Luckily, there was no actually eating dirt in this seminar! It was all about how the quality of soil—rocky or moist or peaty—affects the product.
Then we went to Quivira, which was an organic vineyard. "Organic" is actually a pretty difficult certification to receive. It requires unconventional methods to make the wine. Our guide slung some cold wines into a cute little sack (see below) and took us through the vineyards, walking through the grass and among the branches. Funnily, the destination was the compost pile, which turns out to be a very innovative aspect of organic grape growing.
So, the whole media trip, the organizers joked about some kind of wine blending "smackdown." I thought they were kidding.
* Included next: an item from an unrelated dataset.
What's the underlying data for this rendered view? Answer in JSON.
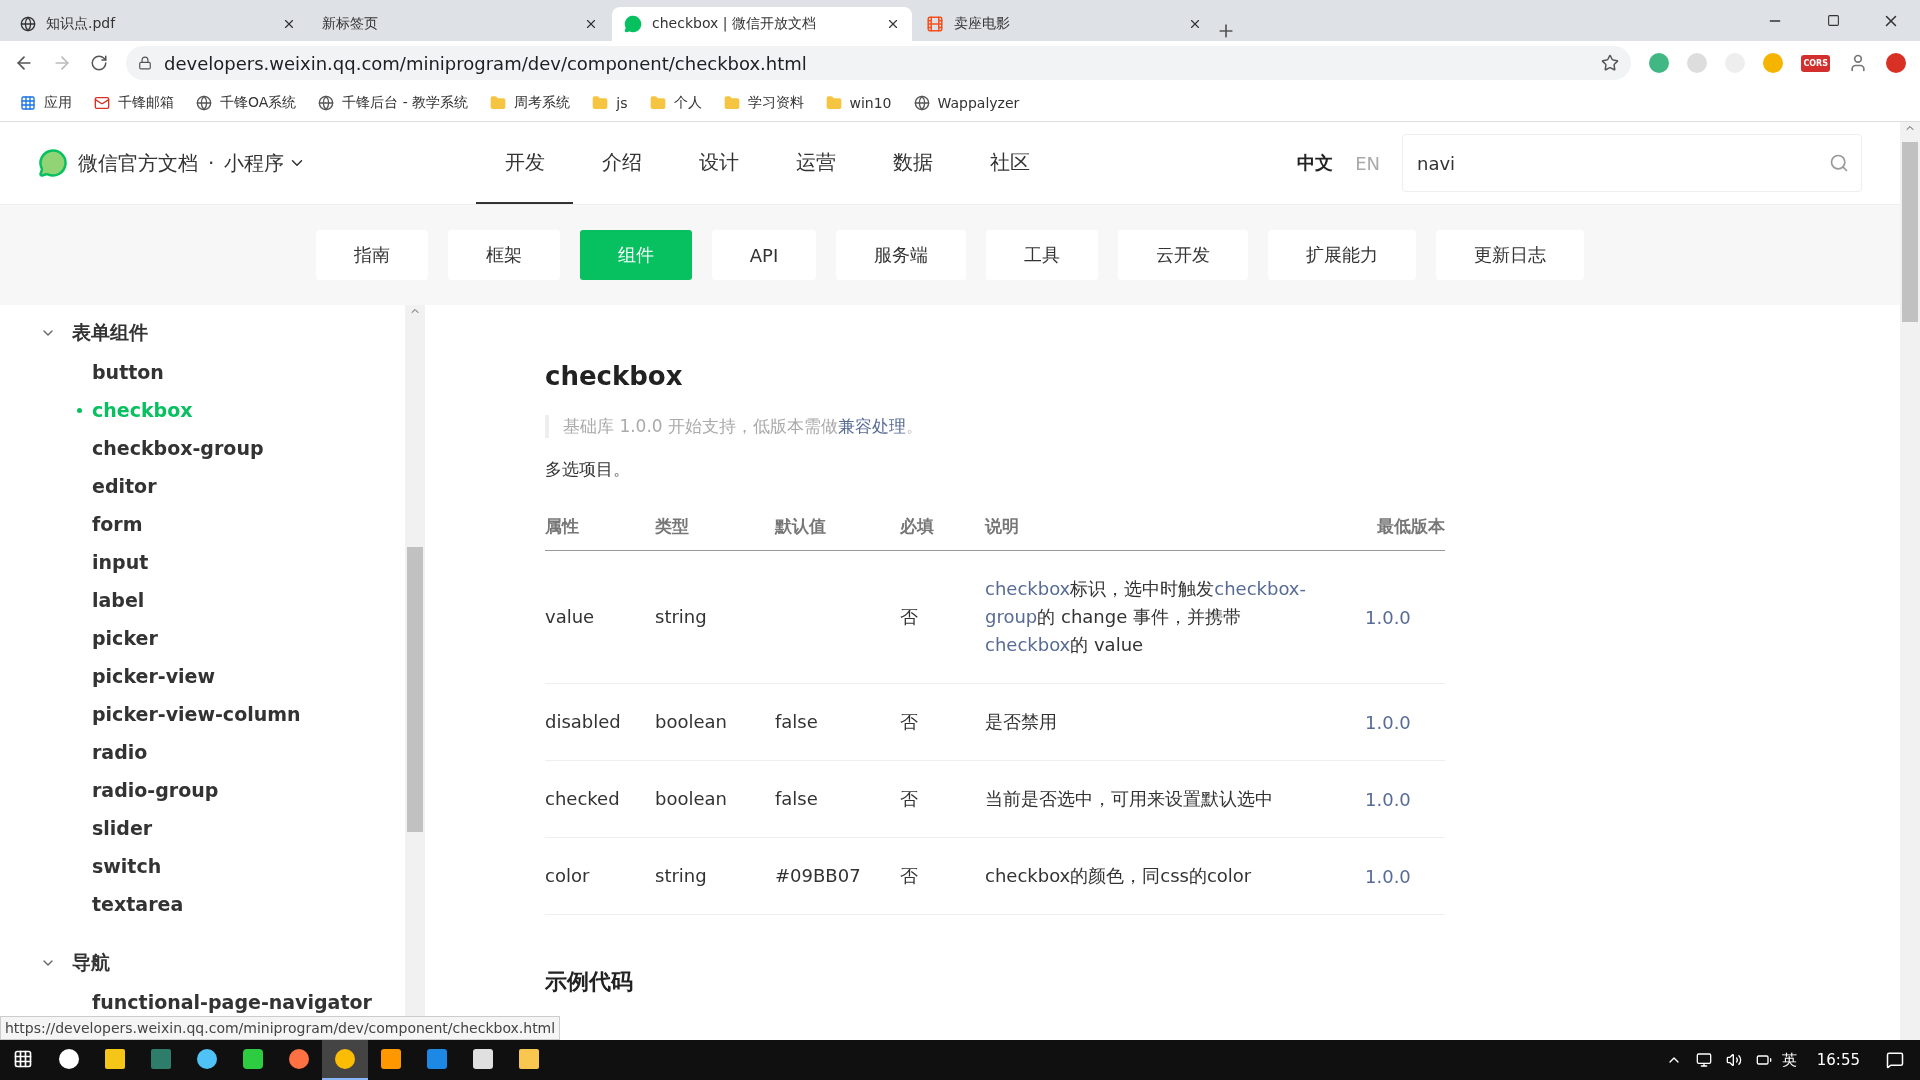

As someone with test anxiety, how could I ever come to drink wine under such pressure? Well, to my horror, it turned out to be very true.
We headed over to Dutcher Crossing where we were sat down at white-clothed tables and given glasses, vials, pipettes, and single-grape wines. I looked around. Everyone else was confidently mixing. Josh was talking smack to the other mostly meek-looking writers, making fun of everyone for having it in the bag. The others looked smug. Naturally, I panicked. Taste, panic, mix, panic. Taste, panic, mix, panic. I was the very last person to finish, to the point that the organizers needed to usher me out because I was holding everyone up.
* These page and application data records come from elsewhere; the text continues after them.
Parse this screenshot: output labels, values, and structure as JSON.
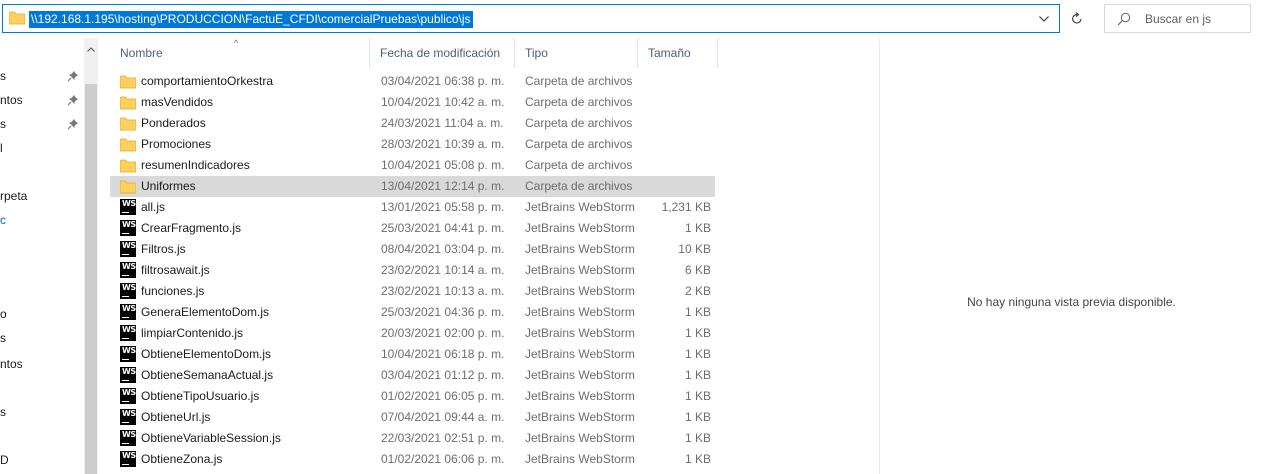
{
  "address_bar": {
    "path": "\\\\192.168.1.195\\hosting\\PRODUCCION\\FactuE_CFDI\\comercialPruebas\\publico\\js"
  },
  "search": {
    "placeholder": "Buscar en js"
  },
  "nav_pane": {
    "items": [
      {
        "label": "s",
        "pinned": true
      },
      {
        "label": "ntos",
        "pinned": true
      },
      {
        "label": "s",
        "pinned": true
      },
      {
        "label": "l",
        "pinned": false
      },
      {
        "label": "rpeta",
        "pinned": false
      },
      {
        "label": "c",
        "pinned": false,
        "blue": true
      },
      {
        "label": "o",
        "pinned": false
      },
      {
        "label": "s",
        "pinned": false
      },
      {
        "label": "ntos",
        "pinned": false
      },
      {
        "label": "s",
        "pinned": false
      },
      {
        "label": "D",
        "pinned": false
      }
    ]
  },
  "columns": {
    "name": "Nombre",
    "date": "Fecha de modificación",
    "type": "Tipo",
    "size": "Tamaño"
  },
  "files": [
    {
      "name": "comportamientoOrkestra",
      "date": "03/04/2021 06:38 p. m.",
      "type": "Carpeta de archivos",
      "size": "",
      "icon": "folder"
    },
    {
      "name": "masVendidos",
      "date": "10/04/2021 10:42 a. m.",
      "type": "Carpeta de archivos",
      "size": "",
      "icon": "folder"
    },
    {
      "name": "Ponderados",
      "date": "24/03/2021 11:04 a. m.",
      "type": "Carpeta de archivos",
      "size": "",
      "icon": "folder"
    },
    {
      "name": "Promociones",
      "date": "28/03/2021 10:39 a. m.",
      "type": "Carpeta de archivos",
      "size": "",
      "icon": "folder"
    },
    {
      "name": "resumenIndicadores",
      "date": "10/04/2021 05:08 p. m.",
      "type": "Carpeta de archivos",
      "size": "",
      "icon": "folder"
    },
    {
      "name": "Uniformes",
      "date": "13/04/2021 12:14 p. m.",
      "type": "Carpeta de archivos",
      "size": "",
      "icon": "folder",
      "selected": true
    },
    {
      "name": "all.js",
      "date": "13/01/2021 05:58 p. m.",
      "type": "JetBrains WebStorm",
      "size": "1,231 KB",
      "icon": "webstorm"
    },
    {
      "name": "CrearFragmento.js",
      "date": "25/03/2021 04:41 p. m.",
      "type": "JetBrains WebStorm",
      "size": "1 KB",
      "icon": "webstorm"
    },
    {
      "name": "Filtros.js",
      "date": "08/04/2021 03:04 p. m.",
      "type": "JetBrains WebStorm",
      "size": "10 KB",
      "icon": "webstorm"
    },
    {
      "name": "filtrosawait.js",
      "date": "23/02/2021 10:14 a. m.",
      "type": "JetBrains WebStorm",
      "size": "6 KB",
      "icon": "webstorm"
    },
    {
      "name": "funciones.js",
      "date": "23/02/2021 10:13 a. m.",
      "type": "JetBrains WebStorm",
      "size": "2 KB",
      "icon": "webstorm"
    },
    {
      "name": "GeneraElementoDom.js",
      "date": "25/03/2021 04:36 p. m.",
      "type": "JetBrains WebStorm",
      "size": "1 KB",
      "icon": "webstorm"
    },
    {
      "name": "limpiarContenido.js",
      "date": "20/03/2021 02:00 p. m.",
      "type": "JetBrains WebStorm",
      "size": "1 KB",
      "icon": "webstorm"
    },
    {
      "name": "ObtieneElementoDom.js",
      "date": "10/04/2021 06:18 p. m.",
      "type": "JetBrains WebStorm",
      "size": "1 KB",
      "icon": "webstorm"
    },
    {
      "name": "ObtieneSemanaActual.js",
      "date": "03/04/2021 01:12 p. m.",
      "type": "JetBrains WebStorm",
      "size": "1 KB",
      "icon": "webstorm"
    },
    {
      "name": "ObtieneTipoUsuario.js",
      "date": "01/02/2021 06:05 p. m.",
      "type": "JetBrains WebStorm",
      "size": "1 KB",
      "icon": "webstorm"
    },
    {
      "name": "ObtieneUrl.js",
      "date": "07/04/2021 09:44 a. m.",
      "type": "JetBrains WebStorm",
      "size": "1 KB",
      "icon": "webstorm"
    },
    {
      "name": "ObtieneVariableSession.js",
      "date": "22/03/2021 02:51 p. m.",
      "type": "JetBrains WebStorm",
      "size": "1 KB",
      "icon": "webstorm"
    },
    {
      "name": "ObtieneZona.js",
      "date": "01/02/2021 06:06 p. m.",
      "type": "JetBrains WebStorm",
      "size": "1 KB",
      "icon": "webstorm"
    }
  ],
  "preview": {
    "message": "No hay ninguna vista previa disponible."
  },
  "colors": {
    "accent": "#0078d7",
    "selected_row": "#d9d9d9",
    "folder": "#ffd15c",
    "header_text": "#4c607a"
  }
}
I was sure that I lost. I was so embarrassed to even have anyone taste it.
But in the end, I placed third! Josh didn't even place (that's what ya get for smack talking!).
The finale was a stunning dinner at the personal home of Debra Mathy, the proprietor of Dutcher Crossing. It was May, and we were entering the crest of summer. The evening was bright and warm, and the air smelled sweet from the nearby grapes. We enjoyed plates of cold beets, grilled chicken, and rare slices of beef along with a beautiful array of Viognier, petite verdot, cabernet sauvignon, zinfindel, and sauvignon blanc from Thumbprint, Collier Falls, Amphora, and Dutcher Crossing.
Lastly, we got to meet a bit of a celebrity! Last January, I bought a Wine Dogs calendar for $5 from Silver Oak. I love that thing. And lo and behold, I got to meet one of my favorite dogs from the calendar! Dutchess! She is every bit as beautiful and sweet as she looked in the calendar and more. What an adorable yellow lab. If you go to Dutcher Crossing, you might get to meet her, too.
Fritz Underground Winery
24691 Dutcher Creek Rd Cloverdale, CA 95425
2859 Dry Creek Rd Healdsburg, CA 95448
Quivira Vineyards & Winery
4900 W Dry Creek Rd Healdsburg, CA 95448
8533 Dry Creek Rd Geyserville, CA 95448